Besides challenging the previously-underestimated assessment of Iran’s nuclear technological capacity, the latest developments in Iran’s nuclear activities, as laid out in the IAEA report, also signify the hardened political determination of Iran’s political leaders to pursue their nuclear program in the face of increased Western pressures. The latest developments in Iran’s nuclear activities show that crippling economic sanctions, military threats, terrorist assassination of Iran’s nuclear scientists and covert sabotage operations against its nuclear facilities have only worked to further strengthen the resolve of Iran’s top political leaders to continue and expand their nuclear program.

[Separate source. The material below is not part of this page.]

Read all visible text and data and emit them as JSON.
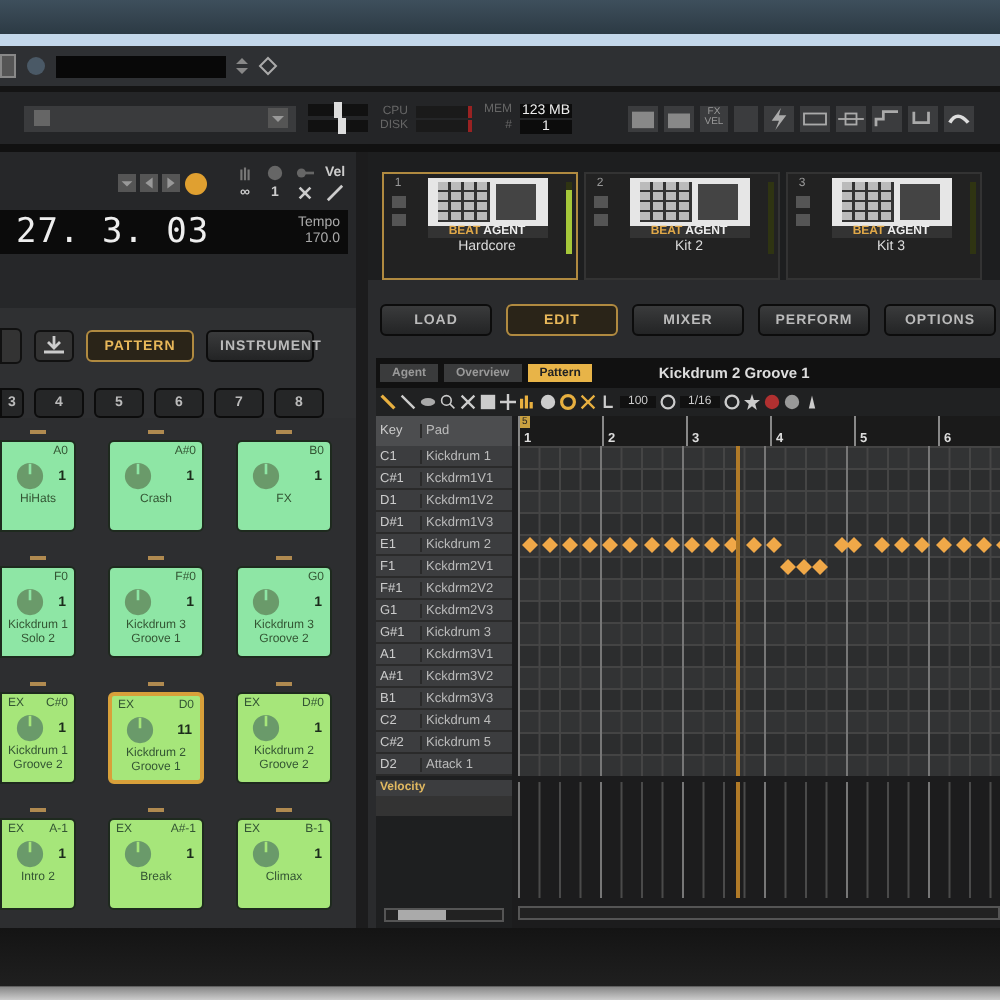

It is interesting to note that these developments have occurred while Iran has also extended its cooperation to the IAEA to remove its ambiguities about Iran’s past nuclear activities. In other words, the latest developments further highlight the main components of Iran’s own two-track strategy toward Western powers over its nuclear issue. While Western powers have combined increased economic and other forms of pressure over Iran with offers of further talks with it, Iran has also responded in kind with expanding its nuclear program and offering diplomatic avenues to address the issue. In short, toughness on the part of Western powers has yielded toughness on the part of Iran as increased Western pressures over Iran have translated into expanded nuclear activities. If this outcome is not what Western powers had intended to achieve with regard to Iran, then it seems serious revision of their current Iran strategy with the aim of a more serious and honest engagement of Iran is long overdue.